The Women's Health Center of West Virginia, a full service health clinic and abortion provider just got a new neighbor, the Women's Choice Pregnancy Resource Center. Women's Choice isn't a health clinic and it doesn't provide medical services. Instead, it offers counseling to try to persuade women not to have an abortion and provides free pregnancy tests, some diapers and some baby clothes. But, would you know the difference just from the names? Imagine how easy it would be for a woman looking for Women's Health Center to walk into Women's Choice instead, thinking, perhaps, that it is an affiliated clinic offering pregnancy and abortion care. It is called Women's Choice, after all, suggesting that it supports choice rather than an ideological anti-abortion agenda. In fact, it used to be called Lifeline of Charleston but changed its name in 2002. Referring to the name change, Sharon Lewis, the executive director of Women's Health Center, noted, "[M]y only conclusion is that that's part of a deceptive practice to get women in there because they're confused, thinking that they're going to a reproductive-health center."
These tactics — locating near an abortion provider, using a misleading name — are all common ways in which Crisis Pregnancy Centers (CPCs) try to get women into their doors. Unfortunately, deceptive practices by CPCs are fairly common and they don't stop with advertising and location. Read more »
Traveling on subways in NY, I often saw ads asking if a woman was “alone, scared, pregnant” and suggesting she call a Crisis Pregnancy Center (CPC) hotline for help. Spread throughout the city, these seemingly-innocuous English and Spanish ads often faded into the background—designed to capture your attention only if you, a friend, or family member needed help.
Since one in two pregnancies across the U.S. is unintended, women daily face a need for reproductive healthcare that might prompt them to call one of the 2,500 to 4000 CPCs located across the country. Unfortunately, instead of offering transparent, unbiased, comprehensive information that allows a woman to make her own informed choices, CPCs adamantly advocate against abortion regardless of the woman’s life and health circumstances, and needs.
"Crisis pregnancy centers" (CPCs) around the country advertise free pregnancy tests, ultrasounds and counseling—frequently appearing to be neutral medical providers. Women often mistakenly believe that CPCs will provide contraception, including emergency contraception and abortions or referrals to abortion providers. In reality, most are not clinics staffed by medical personnel that offer abortion and contraception. In fact, most CPCs refuse to provide accurate information about abortion or abortion providers. Instead, they offer false ‘facts’ about the safety, availability, and consequences of abortion and birth control. Women deserve better and that is why we are excited to announce the launch this week of Expose the Truth: A Toolkit on Using State Consumer Protection Laws to Document the Deceptive Practices of Crisis Pregnancy Centers.

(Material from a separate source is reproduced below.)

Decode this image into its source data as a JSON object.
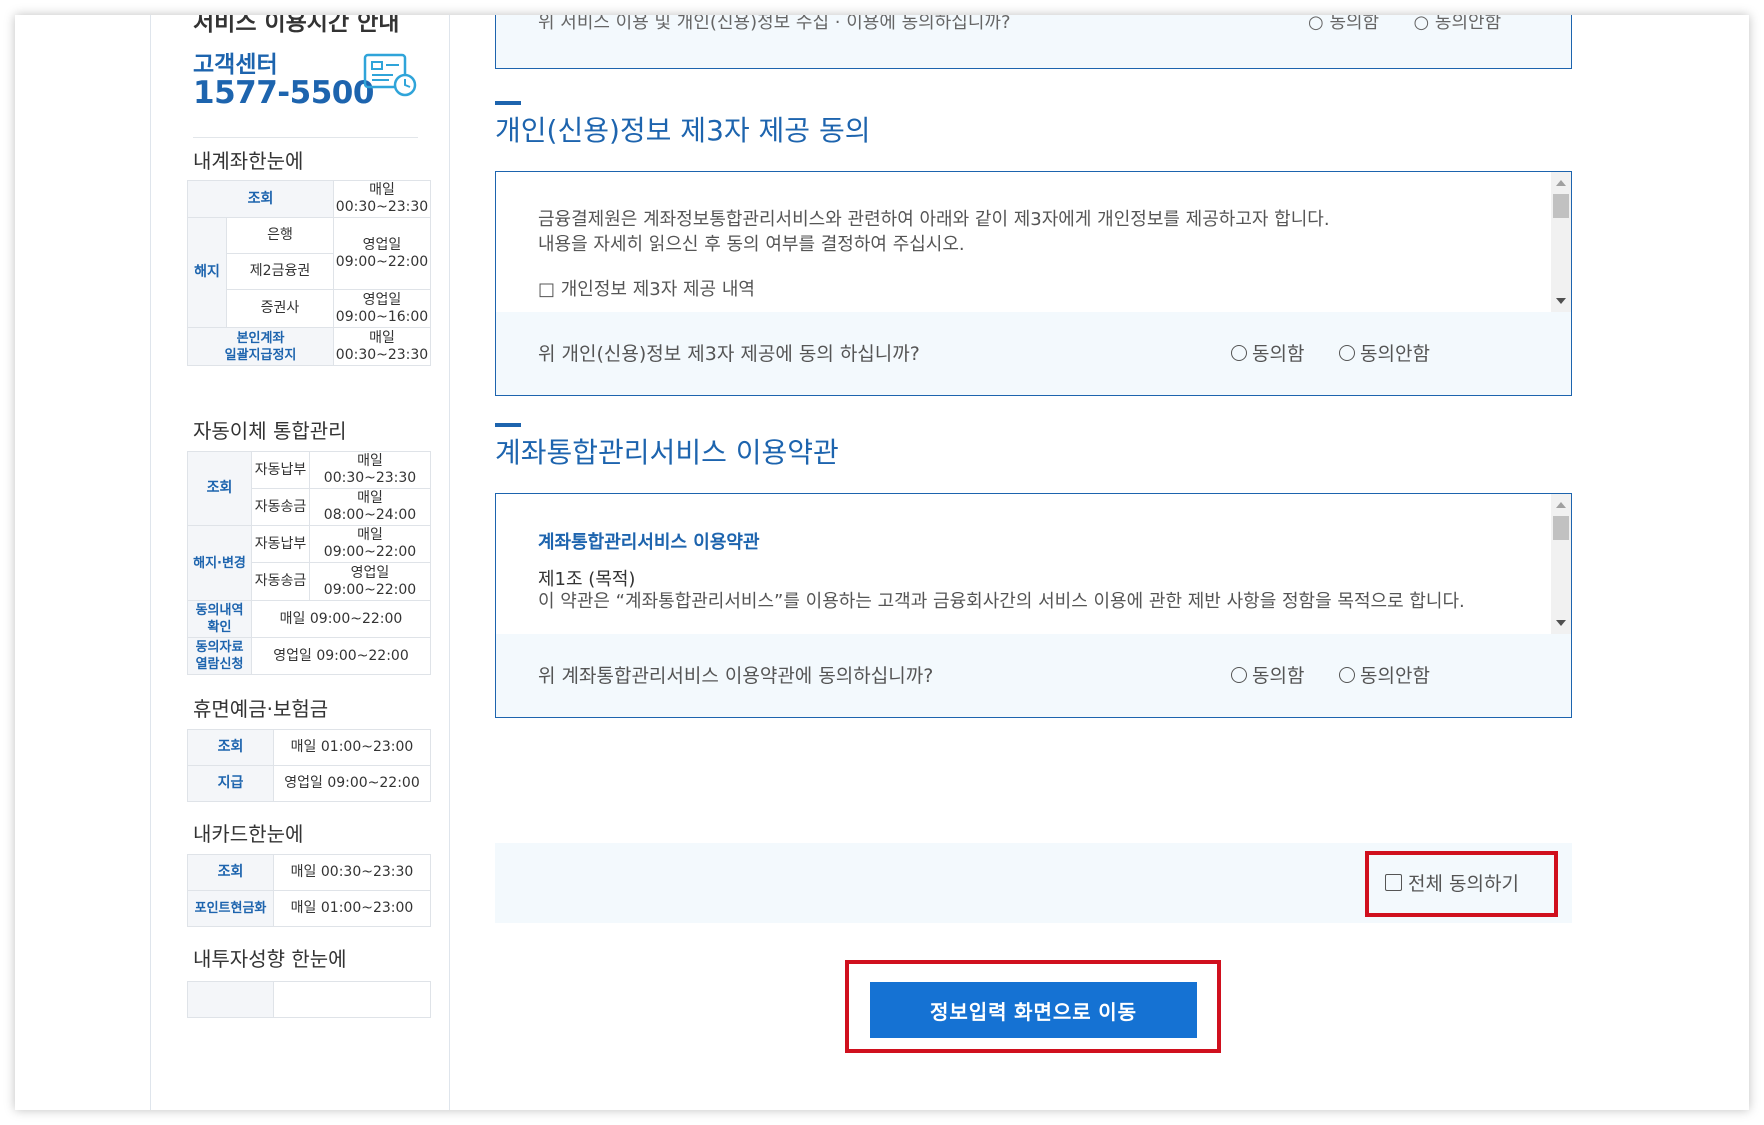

All states have consumer protection laws that prohibit businesses from engaging in unfair and dishonest practices. The state Attorney General or consumer protection agency enforces the law by investigating complaints filed by people who think a business has broken these laws. Read more »
Last Thursday, the full Fourth Circuit Court of Appeals heard oral arguments in two cases concerning laws that would require Crisis Pregnancy Centers (CPC) to disclose factual information about the services they offer.
Earlier this year, a divided three judge panel struck down a law in Baltimore, Maryland that required CPCs to post disclaimers in waiting rooms stating that they do not provide or make referrals for abortion or birth control services and a law in Montgomery County, Maryland that required CPCs to disclose that they do not have licensed medical professionals on staff and that the county encourages women who may be pregnant to consult with licensed medical personnel. Judge Robert King dissented in both cases. Read more »